The fat man wiped the sweat from his brow and banged the table with his fist.
"Order!" he shouted and then repeated it a second time trying to sound more forceful and authoritative than he felt. He glanced nervously at the people sitting on either side of him.
The card table shook as he pounded it, pencils jumping the air, papers sliding to the floor and water sloshing from small clear plastic glasses.
It felt as if all the air had been sucked from the room and the lights were growing strangely dim and he gasped for air.
The man on his left in the plaid shirt glanced for the door and wondered if he could make it to the door without being accosted. The woman on his right sat prim and proper, hands folded in her lap, with almost a hint of a smile (or a smirk?) on her thin, pale lips.
Another bead of sweat rolled down his forehead, onto his nose and then off the tip. He watched as it fell, in slow motion before finally splashing onto the torn vinyl table top.
He lept to his feet, ready to shout again but found that he had no voice. His throat was dry and he tried to yell, but no words came forth.
The meeting was not going well. They were never popular, often only attended by the most cantankerous lot, the ones with a score to settle, a beef to pick, the malcontents who only came because it was a chance to gripe. People who felt unrepresented, left to die.
And tonight they had learned that despite all their hard work, all the money they had invested, the developer had taken off with their money and all they had to show for it was this unfinished room with not nearly enough windows, no air conditioning and temporary work lights strung along the unfinished ceiling. They started in on each other, but Frank, Merle and Francine knew it was only a matter of time before the crowd turned on them.
At that exact moment, three things happened. The door opened and two police officers ran in, Merle decided he'd had enough and bolted for the door, and an assortment of cookies and water glasses were launched into the air by several in the back row who'd have "enough talk." There was a loud crash as Merle collided with the two officers, bounced off and then fell to the ground, taking out part of the first row of folding chairs and then even more commotion as the cookies and water glasses rained down on the stunned officers. It took every fiber of their being not to draw their guns.

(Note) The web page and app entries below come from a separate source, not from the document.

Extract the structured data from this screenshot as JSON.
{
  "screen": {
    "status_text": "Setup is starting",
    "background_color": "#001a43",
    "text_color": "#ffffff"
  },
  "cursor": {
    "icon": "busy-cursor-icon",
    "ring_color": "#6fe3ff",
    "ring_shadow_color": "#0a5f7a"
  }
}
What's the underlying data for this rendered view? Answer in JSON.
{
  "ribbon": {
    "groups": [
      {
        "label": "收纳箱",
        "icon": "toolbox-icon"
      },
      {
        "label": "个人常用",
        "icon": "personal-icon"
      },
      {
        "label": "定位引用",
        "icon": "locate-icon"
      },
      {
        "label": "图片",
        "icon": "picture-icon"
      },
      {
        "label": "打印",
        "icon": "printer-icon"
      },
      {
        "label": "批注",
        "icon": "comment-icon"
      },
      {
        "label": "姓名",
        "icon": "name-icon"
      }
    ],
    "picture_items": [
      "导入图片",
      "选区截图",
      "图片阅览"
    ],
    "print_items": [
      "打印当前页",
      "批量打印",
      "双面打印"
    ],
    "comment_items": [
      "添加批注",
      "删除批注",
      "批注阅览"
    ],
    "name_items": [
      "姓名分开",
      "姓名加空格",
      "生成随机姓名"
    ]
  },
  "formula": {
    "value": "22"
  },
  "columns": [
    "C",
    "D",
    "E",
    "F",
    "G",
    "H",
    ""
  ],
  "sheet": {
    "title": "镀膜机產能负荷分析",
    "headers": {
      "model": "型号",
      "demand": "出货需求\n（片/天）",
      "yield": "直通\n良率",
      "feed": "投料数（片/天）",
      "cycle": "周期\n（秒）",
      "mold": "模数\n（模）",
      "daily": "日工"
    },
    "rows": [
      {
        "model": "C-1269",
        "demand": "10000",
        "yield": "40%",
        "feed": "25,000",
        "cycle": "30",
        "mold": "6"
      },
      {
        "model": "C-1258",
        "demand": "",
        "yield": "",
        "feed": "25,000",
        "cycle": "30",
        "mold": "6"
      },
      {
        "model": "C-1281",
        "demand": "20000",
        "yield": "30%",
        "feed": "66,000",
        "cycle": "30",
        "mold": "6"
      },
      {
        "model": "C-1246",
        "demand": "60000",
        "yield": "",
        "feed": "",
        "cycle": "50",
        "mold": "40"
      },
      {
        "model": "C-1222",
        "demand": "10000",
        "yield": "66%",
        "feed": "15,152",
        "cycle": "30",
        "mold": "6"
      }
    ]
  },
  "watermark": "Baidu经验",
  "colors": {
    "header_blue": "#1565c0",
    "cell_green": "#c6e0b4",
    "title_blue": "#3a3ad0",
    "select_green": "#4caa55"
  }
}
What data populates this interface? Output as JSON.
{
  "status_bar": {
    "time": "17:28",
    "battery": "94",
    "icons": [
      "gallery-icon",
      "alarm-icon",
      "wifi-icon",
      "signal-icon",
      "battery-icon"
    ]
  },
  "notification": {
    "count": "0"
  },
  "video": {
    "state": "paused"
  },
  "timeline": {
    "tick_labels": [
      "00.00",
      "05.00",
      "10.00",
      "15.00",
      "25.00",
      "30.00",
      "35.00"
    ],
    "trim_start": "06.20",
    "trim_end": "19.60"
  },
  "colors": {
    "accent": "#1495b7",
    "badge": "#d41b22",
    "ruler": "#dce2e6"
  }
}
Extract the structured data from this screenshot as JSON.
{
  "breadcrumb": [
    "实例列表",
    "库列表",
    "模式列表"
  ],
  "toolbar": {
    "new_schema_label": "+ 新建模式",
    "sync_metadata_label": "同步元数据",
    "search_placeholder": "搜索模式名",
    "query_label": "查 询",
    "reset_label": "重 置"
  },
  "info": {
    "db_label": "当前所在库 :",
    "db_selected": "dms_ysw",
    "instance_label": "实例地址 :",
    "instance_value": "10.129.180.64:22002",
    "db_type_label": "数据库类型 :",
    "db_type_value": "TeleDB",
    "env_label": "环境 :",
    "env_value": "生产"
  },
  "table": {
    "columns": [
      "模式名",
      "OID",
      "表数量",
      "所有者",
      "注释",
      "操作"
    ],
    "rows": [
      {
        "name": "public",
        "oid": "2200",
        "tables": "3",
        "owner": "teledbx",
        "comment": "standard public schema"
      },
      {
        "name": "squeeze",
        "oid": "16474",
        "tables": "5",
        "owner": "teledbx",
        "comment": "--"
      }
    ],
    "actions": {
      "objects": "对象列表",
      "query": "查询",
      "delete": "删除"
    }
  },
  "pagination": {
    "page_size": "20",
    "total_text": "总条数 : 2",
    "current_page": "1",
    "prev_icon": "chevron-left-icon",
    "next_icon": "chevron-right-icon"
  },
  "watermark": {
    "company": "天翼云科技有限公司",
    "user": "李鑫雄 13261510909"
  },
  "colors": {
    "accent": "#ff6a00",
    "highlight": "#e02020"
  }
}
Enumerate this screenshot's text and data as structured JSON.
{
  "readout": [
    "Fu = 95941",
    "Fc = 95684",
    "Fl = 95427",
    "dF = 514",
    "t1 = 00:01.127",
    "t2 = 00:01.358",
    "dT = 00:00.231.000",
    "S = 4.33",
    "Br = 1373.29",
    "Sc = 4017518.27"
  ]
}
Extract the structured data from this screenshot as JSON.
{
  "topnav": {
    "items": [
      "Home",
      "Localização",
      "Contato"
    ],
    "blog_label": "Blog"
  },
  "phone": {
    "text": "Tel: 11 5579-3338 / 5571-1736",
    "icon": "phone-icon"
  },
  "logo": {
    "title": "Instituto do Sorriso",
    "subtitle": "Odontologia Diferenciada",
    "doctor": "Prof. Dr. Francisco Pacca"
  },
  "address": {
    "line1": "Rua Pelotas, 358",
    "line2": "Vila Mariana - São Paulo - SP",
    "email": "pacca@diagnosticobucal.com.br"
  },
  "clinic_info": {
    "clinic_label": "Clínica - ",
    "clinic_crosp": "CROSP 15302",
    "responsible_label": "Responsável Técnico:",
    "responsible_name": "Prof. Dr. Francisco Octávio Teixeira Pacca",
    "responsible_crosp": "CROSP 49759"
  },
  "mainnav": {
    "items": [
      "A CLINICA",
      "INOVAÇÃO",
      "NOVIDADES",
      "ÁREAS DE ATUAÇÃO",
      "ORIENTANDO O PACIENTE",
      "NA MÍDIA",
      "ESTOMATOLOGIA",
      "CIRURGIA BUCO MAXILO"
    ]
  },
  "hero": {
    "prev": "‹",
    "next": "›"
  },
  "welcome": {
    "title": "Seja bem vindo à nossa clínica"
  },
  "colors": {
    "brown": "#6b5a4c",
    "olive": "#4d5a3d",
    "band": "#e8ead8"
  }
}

The site of the two officers, water dripping from their caps, one of them with a cookie resting on the top of their caps, the cool blast of summer air and the sunlight changed everyone's perspectives immediately and they all suddenly stopped what they were doing and closed their mouths.
Frank sank into his seat, slouching. His large arm outstretched, he motioned to the police officers. "These officers are here to collect copies of our paperwork with Hesslet & Associates and to talk about what our next steps are."
The officers were shaking the water off their hats when Merle sheepishly stood and apologized, "I think those projectiles were aimed at me."
"Alright, will everyone please take their seats so that we can hear what these fine officers have to say?"
"Gentlemen, if you will," Francine finally spoke up, gesturing to two empty folding chairs at the front of the room. Two men slowly made their way forward, eyes down, carrying cups of water and plates of cookies which they set on the wobbly card table in front of the officers. Try as they might, they could not avoid Frank's glare and they each mumbled "Sorry" as they shuffled back to the hall and took their seats.